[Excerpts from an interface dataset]
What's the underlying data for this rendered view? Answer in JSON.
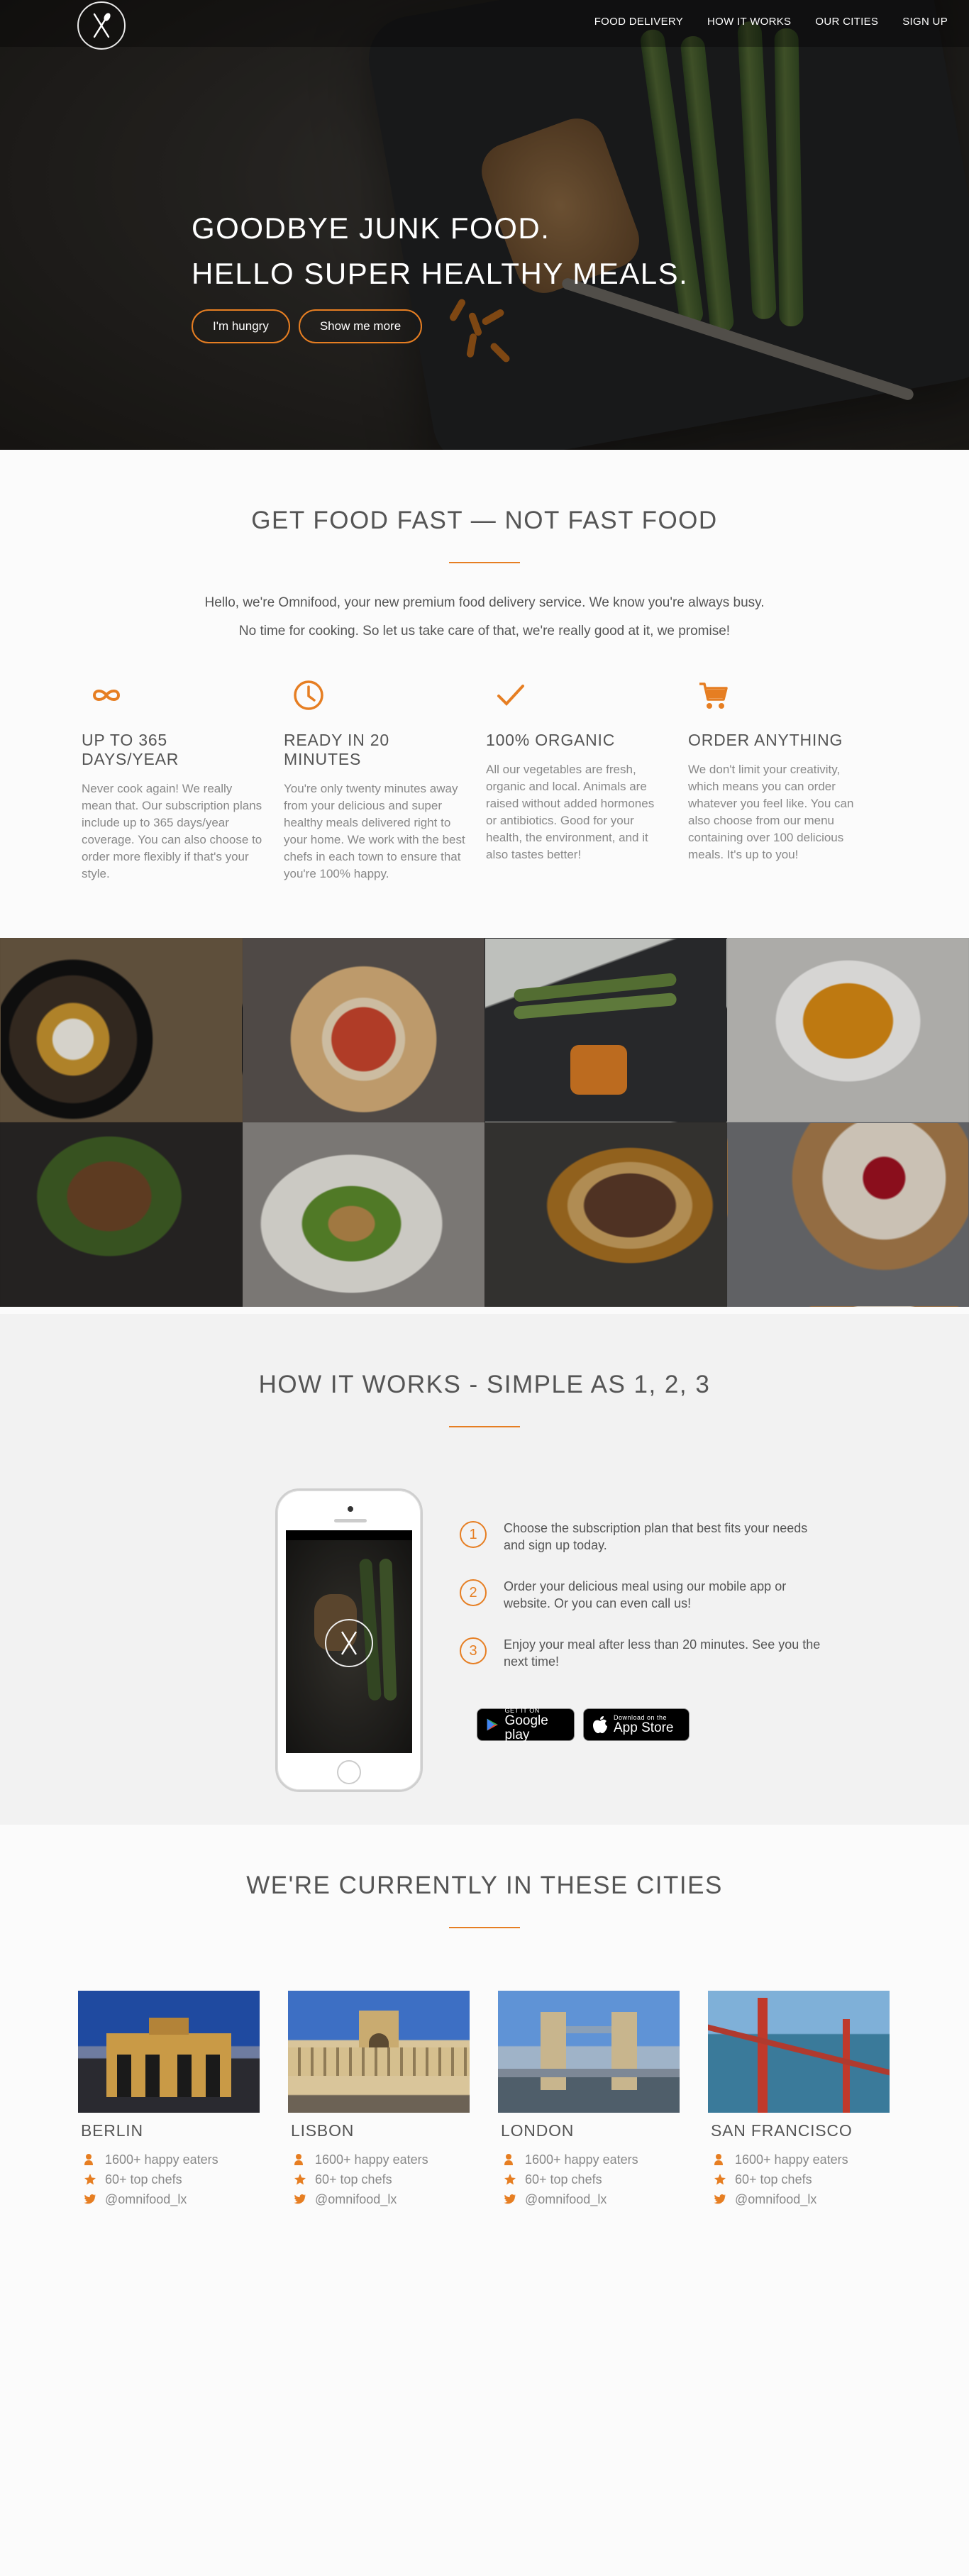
{
  "nav": {
    "items": [
      "Food delivery",
      "How it works",
      "Our cities",
      "Sign up"
    ]
  },
  "hero": {
    "line1": "Goodbye junk food.",
    "line2": "Hello super healthy meals.",
    "btn_primary": "I'm hungry",
    "btn_secondary": "Show me more"
  },
  "features_section": {
    "title": "Get food fast — not fast food",
    "intro1": "Hello, we're Omnifood, your new premium food delivery service. We know you're always busy.",
    "intro2": "No time for cooking. So let us take care of that, we're really good at it, we promise!",
    "items": [
      {
        "icon": "infinity-icon",
        "title": "Up to 365 days/year",
        "text": "Never cook again! We really mean that. Our subscription plans include up to 365 days/year coverage. You can also choose to order more flexibly if that's your style."
      },
      {
        "icon": "clock-icon",
        "title": "Ready in 20 minutes",
        "text": "You're only twenty minutes away from your delicious and super healthy meals delivered right to your home. We work with the best chefs in each town to ensure that you're 100% happy."
      },
      {
        "icon": "checkmark-icon",
        "title": "100% organic",
        "text": "All our vegetables are fresh, organic and local. Animals are raised without added hormones or antibiotics. Good for your health, the environment, and it also tastes better!"
      },
      {
        "icon": "cart-icon",
        "title": "Order anything",
        "text": "We don't limit your creativity, which means you can order whatever you feel like. You can also choose from our menu containing over 100 delicious meals. It's up to you!"
      }
    ]
  },
  "how": {
    "title": "How it works - Simple as 1, 2, 3",
    "steps": [
      {
        "num": "1",
        "text": "Choose the subscription plan that best fits your needs and sign up today."
      },
      {
        "num": "2",
        "text": "Order your delicious meal using our mobile app or website. Or you can even call us!"
      },
      {
        "num": "3",
        "text": "Enjoy your meal after less than 20 minutes. See you the next time!"
      }
    ],
    "google_small": "GET IT ON",
    "google_big": "Google play",
    "apple_small": "Download on the",
    "apple_big": "App Store"
  },
  "cities_section": {
    "title": "We're currently in these cities",
    "cities": [
      {
        "name": "Berlin",
        "eaters": "1600+ happy eaters",
        "chefs": "60+ top chefs",
        "twitter": "@omnifood_lx"
      },
      {
        "name": "Lisbon",
        "eaters": "1600+ happy eaters",
        "chefs": "60+ top chefs",
        "twitter": "@omnifood_lx"
      },
      {
        "name": "London",
        "eaters": "1600+ happy eaters",
        "chefs": "60+ top chefs",
        "twitter": "@omnifood_lx"
      },
      {
        "name": "San Francisco",
        "eaters": "1600+ happy eaters",
        "chefs": "60+ top chefs",
        "twitter": "@omnifood_lx"
      }
    ]
  },
  "colors": {
    "accent": "#e67e22",
    "text": "#555555",
    "muted": "#888888"
  }
}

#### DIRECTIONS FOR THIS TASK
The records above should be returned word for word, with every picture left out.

#### RESULT FOR THIS EXERCISE
What's the underlying data for this rendered view? Answer in JSON.
{
  "nav": {
    "items": [
      "Food delivery",
      "How it works",
      "Our cities",
      "Sign up"
    ]
  },
  "hero": {
    "line1": "Goodbye junk food.",
    "line2": "Hello super healthy meals.",
    "btn_primary": "I'm hungry",
    "btn_secondary": "Show me more"
  },
  "features_section": {
    "title": "Get food fast — not fast food",
    "intro1": "Hello, we're Omnifood, your new premium food delivery service. We know you're always busy.",
    "intro2": "No time for cooking. So let us take care of that, we're really good at it, we promise!",
    "items": [
      {
        "icon": "infinity-icon",
        "title": "Up to 365 days/year",
        "text": "Never cook again! We really mean that. Our subscription plans include up to 365 days/year coverage. You can also choose to order more flexibly if that's your style."
      },
      {
        "icon": "clock-icon",
        "title": "Ready in 20 minutes",
        "text": "You're only twenty minutes away from your delicious and super healthy meals delivered right to your home. We work with the best chefs in each town to ensure that you're 100% happy."
      },
      {
        "icon": "checkmark-icon",
        "title": "100% organic",
        "text": "All our vegetables are fresh, organic and local. Animals are raised without added hormones or antibiotics. Good for your health, the environment, and it also tastes better!"
      },
      {
        "icon": "cart-icon",
        "title": "Order anything",
        "text": "We don't limit your creativity, which means you can order whatever you feel like. You can also choose from our menu containing over 100 delicious meals. It's up to you!"
      }
    ]
  },
  "how": {
    "title": "How it works - Simple as 1, 2, 3",
    "steps": [
      {
        "num": "1",
        "text": "Choose the subscription plan that best fits your needs and sign up today."
      },
      {
        "num": "2",
        "text": "Order your delicious meal using our mobile app or website. Or you can even call us!"
      },
      {
        "num": "3",
        "text": "Enjoy your meal after less than 20 minutes. See you the next time!"
      }
    ],
    "google_small": "GET IT ON",
    "google_big": "Google play",
    "apple_small": "Download on the",
    "apple_big": "App Store"
  },
  "cities_section": {
    "title": "We're currently in these cities",
    "cities": [
      {
        "name": "Berlin",
        "eaters": "1600+ happy eaters",
        "chefs": "60+ top chefs",
        "twitter": "@omnifood_lx"
      },
      {
        "name": "Lisbon",
        "eaters": "1600+ happy eaters",
        "chefs": "60+ top chefs",
        "twitter": "@omnifood_lx"
      },
      {
        "name": "London",
        "eaters": "1600+ happy eaters",
        "chefs": "60+ top chefs",
        "twitter": "@omnifood_lx"
      },
      {
        "name": "San Francisco",
        "eaters": "1600+ happy eaters",
        "chefs": "60+ top chefs",
        "twitter": "@omnifood_lx"
      }
    ]
  },
  "colors": {
    "accent": "#e67e22",
    "text": "#555555",
    "muted": "#888888"
  }
}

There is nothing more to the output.